Will the COVID-19 vaccine affect or interact with cancer treatments?

There is not currently any evidence to suggest that the COVID-19 vaccine interacts with cancer treatments. Decisions around timing of the vaccine are about maximising how effective the vaccine is, rather than concerns around how it will interact with cancer treatments.

I had cancer 5 years ago, is it OK for me to get the vaccine?

If you have finished your cancer treatment and have been discharged from your hospital specialist, you should get the vaccine when it is offered to you. If you have any concerns you can discuss these with your GP.

Who should people with cancer talk to about receiving the COVID-19 vaccine?

We recommend that you talk to your cancer doctor if you have questions or concerns. If you have been discharged from hospital services, we recommend you talk to your GP if you have questions or concerns.

These can be downloaded here: Frequently Asked Questions about the COVID-19 vaccine and cancer (Word 53 KB)

Frequently Asked Questions about the COVID-19 vaccine and cancer (PDF 98 KB)

COVID-19 Reports

This series of reports analyses the impact of COVID-19 on cancer services at both a national and DHB level. The initial report rapidly measured the impact of the COVID-19 lockdown on cancer care. The ongoing monthly reports enable recovery tracking and DHB support.

Initial Impact of COVID-19 on Cancer Services Report 2020

This report found that cancer treatment services were largely maintained during the COVID-19 lockdown. This was the result of a rapid collective response from the cancer sector across New Zealand. However, there was a large disruption to diagnostic services, contributing to a significant reduction in new cancer diagnoses. In general, the disruptions to the cancer care pathway have not increased inequities for Māori to date.

COVID-19 and Cancer Reports to End May 2020

These reports shows an increase in new registrations and diagnostic procedures in May compared to April 2020. The overall number of diagnostic procedures and new cancer registrations in 2020 remains lower than 2019. The disruptions to diagnostic services seen in April 2020 are now showing up in medical oncology, radiation oncology and haematology services, with fewer attendances in May.

Broken down by DHB:
Nationally:

COVID-19 and Cancer Report to End June 2020

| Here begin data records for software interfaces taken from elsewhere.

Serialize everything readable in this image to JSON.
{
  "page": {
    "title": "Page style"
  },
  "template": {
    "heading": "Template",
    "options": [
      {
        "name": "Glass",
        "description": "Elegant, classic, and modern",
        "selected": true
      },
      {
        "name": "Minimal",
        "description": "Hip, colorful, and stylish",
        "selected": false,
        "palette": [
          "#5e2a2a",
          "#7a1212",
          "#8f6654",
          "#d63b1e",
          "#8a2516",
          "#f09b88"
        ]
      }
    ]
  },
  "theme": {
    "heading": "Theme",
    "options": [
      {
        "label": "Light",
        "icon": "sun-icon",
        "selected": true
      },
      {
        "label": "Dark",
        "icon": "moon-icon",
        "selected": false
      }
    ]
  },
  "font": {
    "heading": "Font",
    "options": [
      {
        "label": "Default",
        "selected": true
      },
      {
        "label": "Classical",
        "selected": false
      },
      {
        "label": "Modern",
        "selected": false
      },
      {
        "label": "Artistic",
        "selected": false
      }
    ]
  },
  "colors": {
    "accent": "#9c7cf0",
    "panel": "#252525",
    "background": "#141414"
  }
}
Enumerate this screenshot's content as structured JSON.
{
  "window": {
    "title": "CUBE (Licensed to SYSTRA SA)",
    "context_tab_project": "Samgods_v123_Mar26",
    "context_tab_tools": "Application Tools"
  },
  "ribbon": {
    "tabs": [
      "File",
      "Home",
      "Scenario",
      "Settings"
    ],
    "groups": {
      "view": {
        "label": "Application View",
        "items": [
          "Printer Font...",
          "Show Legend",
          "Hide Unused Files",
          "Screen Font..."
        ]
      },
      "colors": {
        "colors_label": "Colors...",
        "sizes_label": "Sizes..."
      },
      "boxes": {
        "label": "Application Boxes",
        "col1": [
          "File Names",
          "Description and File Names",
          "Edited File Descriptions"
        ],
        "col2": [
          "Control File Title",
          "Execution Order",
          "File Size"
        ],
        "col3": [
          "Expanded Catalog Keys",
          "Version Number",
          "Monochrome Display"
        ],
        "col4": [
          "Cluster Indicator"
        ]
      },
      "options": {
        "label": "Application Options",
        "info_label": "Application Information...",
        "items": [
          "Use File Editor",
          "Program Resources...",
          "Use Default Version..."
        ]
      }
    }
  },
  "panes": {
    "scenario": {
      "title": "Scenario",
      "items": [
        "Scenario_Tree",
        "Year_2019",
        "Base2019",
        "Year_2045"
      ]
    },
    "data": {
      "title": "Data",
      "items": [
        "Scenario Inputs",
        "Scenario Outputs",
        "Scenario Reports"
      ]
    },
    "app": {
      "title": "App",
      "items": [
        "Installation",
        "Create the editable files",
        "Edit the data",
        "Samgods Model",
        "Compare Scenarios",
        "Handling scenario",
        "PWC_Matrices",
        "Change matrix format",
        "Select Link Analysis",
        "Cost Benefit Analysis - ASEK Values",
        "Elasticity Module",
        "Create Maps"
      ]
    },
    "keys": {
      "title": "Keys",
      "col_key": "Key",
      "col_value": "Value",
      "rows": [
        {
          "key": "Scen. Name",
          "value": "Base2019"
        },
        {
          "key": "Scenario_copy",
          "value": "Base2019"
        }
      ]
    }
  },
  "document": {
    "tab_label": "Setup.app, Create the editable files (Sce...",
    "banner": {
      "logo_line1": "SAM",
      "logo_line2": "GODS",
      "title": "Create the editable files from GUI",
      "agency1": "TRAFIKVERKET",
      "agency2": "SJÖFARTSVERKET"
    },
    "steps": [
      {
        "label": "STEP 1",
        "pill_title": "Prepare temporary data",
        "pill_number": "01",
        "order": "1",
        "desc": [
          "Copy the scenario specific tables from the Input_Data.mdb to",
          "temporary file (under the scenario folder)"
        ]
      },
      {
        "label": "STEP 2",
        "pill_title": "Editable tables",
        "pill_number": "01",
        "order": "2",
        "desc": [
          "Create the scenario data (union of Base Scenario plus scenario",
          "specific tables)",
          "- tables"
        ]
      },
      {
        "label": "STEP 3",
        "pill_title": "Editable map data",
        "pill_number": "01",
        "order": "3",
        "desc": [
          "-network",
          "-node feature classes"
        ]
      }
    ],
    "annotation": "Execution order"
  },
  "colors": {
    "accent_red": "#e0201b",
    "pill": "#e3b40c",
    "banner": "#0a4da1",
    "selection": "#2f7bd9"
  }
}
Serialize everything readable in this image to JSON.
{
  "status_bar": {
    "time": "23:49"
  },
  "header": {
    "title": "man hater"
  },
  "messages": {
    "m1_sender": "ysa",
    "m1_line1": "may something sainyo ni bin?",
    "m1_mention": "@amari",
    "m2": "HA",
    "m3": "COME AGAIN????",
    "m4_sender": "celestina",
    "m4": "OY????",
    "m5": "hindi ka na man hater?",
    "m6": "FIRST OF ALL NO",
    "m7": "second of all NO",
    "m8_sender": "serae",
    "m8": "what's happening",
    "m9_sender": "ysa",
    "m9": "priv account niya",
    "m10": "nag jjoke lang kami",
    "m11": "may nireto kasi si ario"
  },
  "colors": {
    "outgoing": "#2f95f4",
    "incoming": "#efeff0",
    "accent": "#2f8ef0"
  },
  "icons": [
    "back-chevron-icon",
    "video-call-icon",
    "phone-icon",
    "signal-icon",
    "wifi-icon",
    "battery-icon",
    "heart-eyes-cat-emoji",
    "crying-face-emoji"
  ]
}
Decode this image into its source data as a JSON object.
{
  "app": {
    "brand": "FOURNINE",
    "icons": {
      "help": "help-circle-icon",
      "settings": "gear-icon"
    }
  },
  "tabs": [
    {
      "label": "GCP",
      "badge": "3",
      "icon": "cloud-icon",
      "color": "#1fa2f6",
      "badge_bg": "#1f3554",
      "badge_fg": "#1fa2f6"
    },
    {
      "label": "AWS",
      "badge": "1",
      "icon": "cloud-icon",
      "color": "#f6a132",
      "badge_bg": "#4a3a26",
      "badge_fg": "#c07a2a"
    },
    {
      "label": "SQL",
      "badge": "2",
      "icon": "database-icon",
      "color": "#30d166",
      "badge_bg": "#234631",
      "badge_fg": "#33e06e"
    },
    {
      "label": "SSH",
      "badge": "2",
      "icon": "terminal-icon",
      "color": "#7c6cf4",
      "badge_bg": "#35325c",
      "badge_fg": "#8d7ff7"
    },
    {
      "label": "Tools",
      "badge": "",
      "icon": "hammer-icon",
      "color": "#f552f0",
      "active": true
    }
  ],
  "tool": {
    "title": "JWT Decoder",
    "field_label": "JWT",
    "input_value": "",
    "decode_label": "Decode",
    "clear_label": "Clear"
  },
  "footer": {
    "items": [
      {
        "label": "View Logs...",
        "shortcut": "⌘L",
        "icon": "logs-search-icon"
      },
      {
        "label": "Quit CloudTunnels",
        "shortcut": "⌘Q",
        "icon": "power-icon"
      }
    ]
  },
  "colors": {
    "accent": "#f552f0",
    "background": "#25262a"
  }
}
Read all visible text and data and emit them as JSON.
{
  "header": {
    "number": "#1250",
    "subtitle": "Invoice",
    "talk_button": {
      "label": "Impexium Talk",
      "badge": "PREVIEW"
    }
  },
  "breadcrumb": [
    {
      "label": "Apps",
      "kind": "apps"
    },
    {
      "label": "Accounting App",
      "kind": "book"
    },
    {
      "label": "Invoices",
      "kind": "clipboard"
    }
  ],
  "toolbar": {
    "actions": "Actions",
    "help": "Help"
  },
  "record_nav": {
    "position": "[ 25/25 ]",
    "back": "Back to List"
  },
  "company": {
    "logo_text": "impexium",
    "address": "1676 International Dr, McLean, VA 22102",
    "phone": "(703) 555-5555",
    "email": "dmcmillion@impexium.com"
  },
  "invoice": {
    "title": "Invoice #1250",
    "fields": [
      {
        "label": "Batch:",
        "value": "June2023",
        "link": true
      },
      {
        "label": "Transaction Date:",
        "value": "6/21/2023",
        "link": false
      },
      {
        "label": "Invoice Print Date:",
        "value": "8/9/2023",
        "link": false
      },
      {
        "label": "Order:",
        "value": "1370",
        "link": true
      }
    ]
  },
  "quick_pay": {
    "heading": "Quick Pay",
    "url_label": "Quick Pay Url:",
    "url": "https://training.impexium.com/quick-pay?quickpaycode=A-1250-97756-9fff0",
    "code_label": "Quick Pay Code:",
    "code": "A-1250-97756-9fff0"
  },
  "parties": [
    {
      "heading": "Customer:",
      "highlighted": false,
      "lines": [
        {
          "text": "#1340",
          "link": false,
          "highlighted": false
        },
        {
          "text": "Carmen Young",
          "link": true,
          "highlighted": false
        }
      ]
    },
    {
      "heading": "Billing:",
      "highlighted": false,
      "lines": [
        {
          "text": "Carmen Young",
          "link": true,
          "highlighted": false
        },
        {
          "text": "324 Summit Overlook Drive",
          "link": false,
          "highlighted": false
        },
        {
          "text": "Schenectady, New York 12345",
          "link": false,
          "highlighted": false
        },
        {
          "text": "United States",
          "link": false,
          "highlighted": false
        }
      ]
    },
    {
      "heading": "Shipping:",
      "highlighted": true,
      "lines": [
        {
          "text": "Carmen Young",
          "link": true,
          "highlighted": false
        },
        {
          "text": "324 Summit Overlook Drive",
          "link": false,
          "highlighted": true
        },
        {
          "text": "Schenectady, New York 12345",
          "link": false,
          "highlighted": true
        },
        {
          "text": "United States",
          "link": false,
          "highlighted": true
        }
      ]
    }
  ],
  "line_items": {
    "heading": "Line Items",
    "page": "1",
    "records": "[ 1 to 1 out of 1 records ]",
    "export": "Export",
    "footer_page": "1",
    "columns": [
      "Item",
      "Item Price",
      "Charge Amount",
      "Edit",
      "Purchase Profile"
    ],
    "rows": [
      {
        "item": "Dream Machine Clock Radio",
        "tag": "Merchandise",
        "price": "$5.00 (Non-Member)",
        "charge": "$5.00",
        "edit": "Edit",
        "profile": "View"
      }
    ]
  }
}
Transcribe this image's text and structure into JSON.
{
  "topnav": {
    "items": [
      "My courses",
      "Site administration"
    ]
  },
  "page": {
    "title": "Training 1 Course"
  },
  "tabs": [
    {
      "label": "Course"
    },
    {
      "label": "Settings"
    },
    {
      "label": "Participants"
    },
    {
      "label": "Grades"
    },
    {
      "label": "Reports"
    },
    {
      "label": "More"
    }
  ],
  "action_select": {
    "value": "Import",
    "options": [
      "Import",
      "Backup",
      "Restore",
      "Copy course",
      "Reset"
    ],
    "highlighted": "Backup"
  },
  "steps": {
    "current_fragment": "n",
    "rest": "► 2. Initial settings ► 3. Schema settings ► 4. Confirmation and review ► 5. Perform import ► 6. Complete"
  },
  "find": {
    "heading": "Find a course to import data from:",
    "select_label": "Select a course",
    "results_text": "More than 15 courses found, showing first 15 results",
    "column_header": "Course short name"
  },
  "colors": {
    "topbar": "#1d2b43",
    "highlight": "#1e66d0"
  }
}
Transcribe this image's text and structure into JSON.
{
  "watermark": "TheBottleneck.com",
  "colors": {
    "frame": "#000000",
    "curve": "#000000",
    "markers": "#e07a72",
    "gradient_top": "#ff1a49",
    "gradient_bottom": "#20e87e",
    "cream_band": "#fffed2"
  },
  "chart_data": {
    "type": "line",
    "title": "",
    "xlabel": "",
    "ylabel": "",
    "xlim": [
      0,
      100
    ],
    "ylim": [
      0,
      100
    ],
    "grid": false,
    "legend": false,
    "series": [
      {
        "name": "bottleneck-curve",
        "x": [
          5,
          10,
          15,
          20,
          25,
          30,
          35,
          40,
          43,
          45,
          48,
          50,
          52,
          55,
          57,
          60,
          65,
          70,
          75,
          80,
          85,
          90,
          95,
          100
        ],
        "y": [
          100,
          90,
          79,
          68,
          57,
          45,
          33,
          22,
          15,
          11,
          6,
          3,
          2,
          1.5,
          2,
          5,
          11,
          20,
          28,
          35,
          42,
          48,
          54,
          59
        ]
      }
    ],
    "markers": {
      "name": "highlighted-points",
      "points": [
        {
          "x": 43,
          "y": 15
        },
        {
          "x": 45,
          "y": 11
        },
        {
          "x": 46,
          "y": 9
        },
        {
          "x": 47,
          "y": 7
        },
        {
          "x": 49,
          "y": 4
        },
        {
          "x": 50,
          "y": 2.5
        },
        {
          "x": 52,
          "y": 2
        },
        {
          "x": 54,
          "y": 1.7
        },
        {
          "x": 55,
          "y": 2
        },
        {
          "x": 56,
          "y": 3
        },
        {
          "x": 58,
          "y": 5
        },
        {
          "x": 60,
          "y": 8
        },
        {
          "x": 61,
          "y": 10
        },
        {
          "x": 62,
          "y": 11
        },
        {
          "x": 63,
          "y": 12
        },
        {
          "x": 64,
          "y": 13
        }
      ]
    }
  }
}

There has been a substantial increase in new cancer registrations and diagnostic procedures in June compared to May 2020. This report shows that we are catching up on cancer registrations from the lockdown period. The overall number of diagnostic procedures and new cancer registrations in 2020 remains lower than 2019. Cancer treatment services – surgery, medical oncology, radiation oncology and haematology – continued during the COVID-19 lockdown and continue to be delivered at pre-COVID volumes.

COVID-19 and Cancer Report to End July 2020

There continues to be an increase in new cancer registrations and diagnostic procedures in July 2020. This report shows that we are continuing to catch up on the dip in cancer registrations seen over the lockdown period. The overall number of diagnostic procedures and new cancer registrations in 2020 remains somewhat lower than 2019, but the gap continues to close. Cancer treatment services – surgery, medical oncology, radiation oncology and haematology – continued during the COVID-19 lockdown and continue to be delivered at pre-COVID volumes in the months since.

COVID-19 and Cancer Report to End August 2020

There continues to be an increase in new cancer registrations in August 2020. This report shows we have nearly caught up on the dip in cancer registrations seen over the lockdown period. Cancer treatment services – surgery, medical oncology, radiation oncology and haematology – continued during the COVID-19 lockdown and continue to be delivered at pre-COVID volumes in the months since.

COVID-19 and Cancer Report to End October 2020

There has now been the same number of new cancer diagnoses made in 2020 as were made in 2019. In general, the COVID-19 response does not appear to have increased inequities in the cancer system; however, the concerning exception is lung cancer. This report includes a section looking at lung cancer in more detail, aiming to describe the inequities in detail and consider what the potential drivers of these inequities are.